A wide range of initiatives across Europe are currently emphasising the need for more integrated service delivery, an issue that has shaped the activities of the Health & Care Unit at the European Centre over the past decades. The European Social Network (ESN) promoted issues about service integration during a workshop in Manchester (UK), where Kai Leichsenring gave an input with a view on "Integrating health and social care services to provide long-term care" (5-6 November 2015). Contact and further information: Kai Leichsenring
Contributing ideas for good strategies to develop long-term care

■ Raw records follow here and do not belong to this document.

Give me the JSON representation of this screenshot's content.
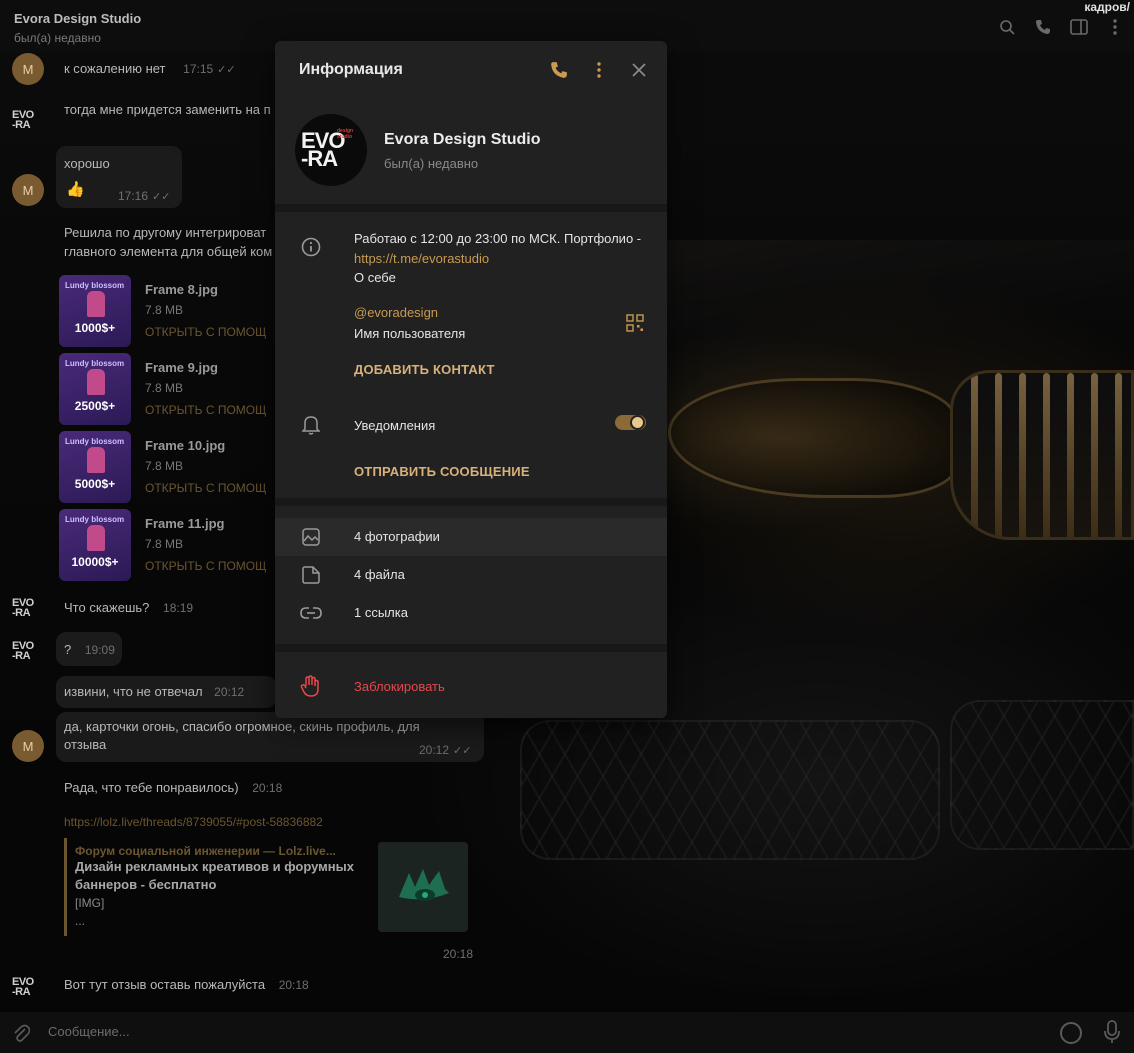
{
  "header": {
    "chat_title": "Evora Design Studio",
    "chat_status": "был(а) недавно",
    "corner_text": "кадров/"
  },
  "chat": {
    "messages": [
      {
        "text": "к сожалению нет",
        "time": "17:15"
      },
      {
        "text": "тогда мне придется заменить на п"
      },
      {
        "text": "хорошо"
      },
      {
        "emoji": "👍",
        "time": "17:16"
      },
      {
        "text": "Решила по другому интегрироват"
      },
      {
        "text": "главного элемента для общей ком"
      },
      {
        "text": "Что скажешь?",
        "time": "18:19"
      },
      {
        "text": "?",
        "time": "19:09"
      },
      {
        "text": "извини, что не отвечал",
        "time": "20:12"
      },
      {
        "text": "да, карточки огонь, спасибо огромное, скинь профиль, для",
        "time": "20:12"
      },
      {
        "text": "отзыва"
      },
      {
        "text": "Рада, что тебе понравилось)",
        "time": "20:18"
      },
      {
        "text": "https://lolz.live/threads/8739055/#post-58836882"
      },
      {
        "text": "Вот тут отзыв оставь пожалуйста",
        "time": "20:18"
      }
    ],
    "avatar_letter": "M",
    "files": [
      {
        "name": "Frame 8.jpg",
        "size": "7.8 MB",
        "open": "ОТКРЫТЬ С ПОМОЩ",
        "badge": "1000$+"
      },
      {
        "name": "Frame 9.jpg",
        "size": "7.8 MB",
        "open": "ОТКРЫТЬ С ПОМОЩ",
        "badge": "2500$+"
      },
      {
        "name": "Frame 10.jpg",
        "size": "7.8 MB",
        "open": "ОТКРЫТЬ С ПОМОЩ",
        "badge": "5000$+"
      },
      {
        "name": "Frame 11.jpg",
        "size": "7.8 MB",
        "open": "ОТКРЫТЬ С ПОМОЩ",
        "badge": "10000$+"
      }
    ],
    "thumb_caption": "Lundy blossom",
    "preview": {
      "site": "Форум социальной инженерии — Lolz.live...",
      "title": "Дизайн рекламных креативов и форумных баннеров - бесплатно",
      "body1": "[IMG]",
      "body2": "...",
      "time": "20:18"
    }
  },
  "composer": {
    "placeholder": "Сообщение..."
  },
  "info_panel": {
    "title": "Информация",
    "name": "Evora Design Studio",
    "status": "был(а) недавно",
    "avatar_text": "EVO-RA",
    "avatar_tag": "design studio",
    "bio_text": "Работаю с 12:00 до 23:00 по МСК. Портфолио - ",
    "bio_link": "https://t.me/evorastudio",
    "bio_label": "О себе",
    "username": "@evoradesign",
    "username_label": "Имя пользователя",
    "add_contact": "ДОБАВИТЬ КОНТАКТ",
    "notifications": "Уведомления",
    "notifications_on": true,
    "send_message": "ОТПРАВИТЬ СООБЩЕНИЕ",
    "media": [
      {
        "label": "4 фотографии",
        "icon": "photo-icon"
      },
      {
        "label": "4 файла",
        "icon": "file-icon"
      },
      {
        "label": "1 ссылка",
        "icon": "link-icon"
      }
    ],
    "block": "Заблокировать"
  },
  "colors": {
    "accent": "#c99a50",
    "danger": "#e5484d",
    "panel": "#212121"
  }
}
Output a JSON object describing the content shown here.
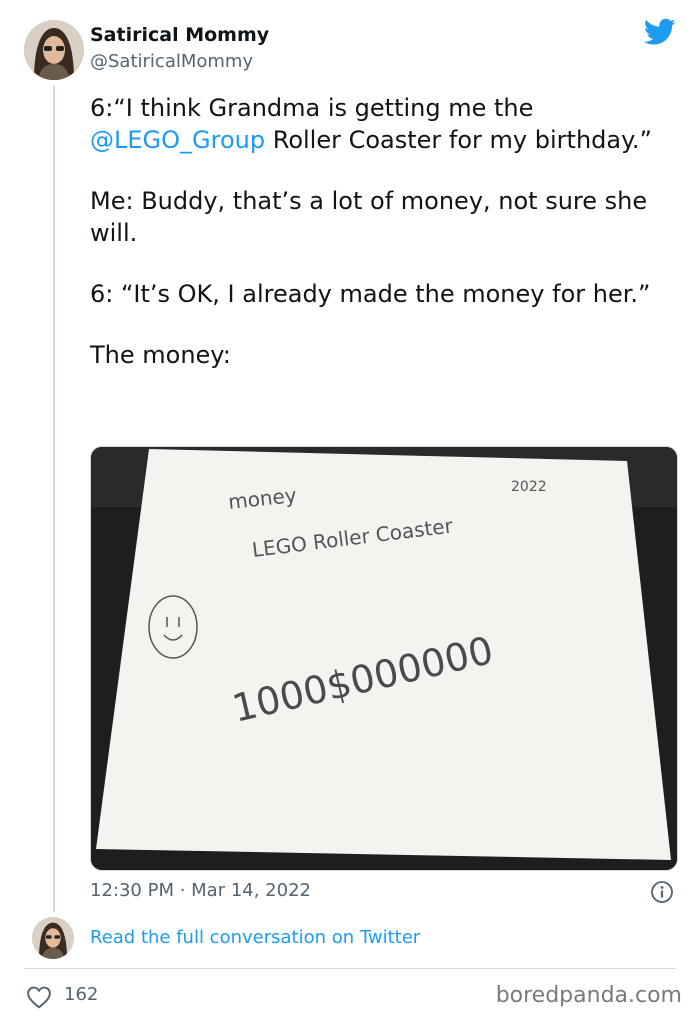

Many European countries, in particular in Central and Eastern Europe, are preparing strategies to enhance their policies to develop the delivery of long-term care. Kai Leichsenring contributed conceptual considerations, examples of good practice and policy recommendations to policy-makers and other stakeholders in Bratislava in the framework of a Policy Dialogue organised by the WHO Country Office Slovakia on 4 November 2015. In the context of similar endeavours to reform long-term care policies in Slovenia, Kai Leichsenring provided an overview of current trends and potentials for mutual learning in a Policy Workshop on long-term care, organised by the Ministry of Health, WHO Europe and the European Observatory for Health Systems and Policies in Ljubljana (25 November 2015). Contact and further information: Kai Leichsenring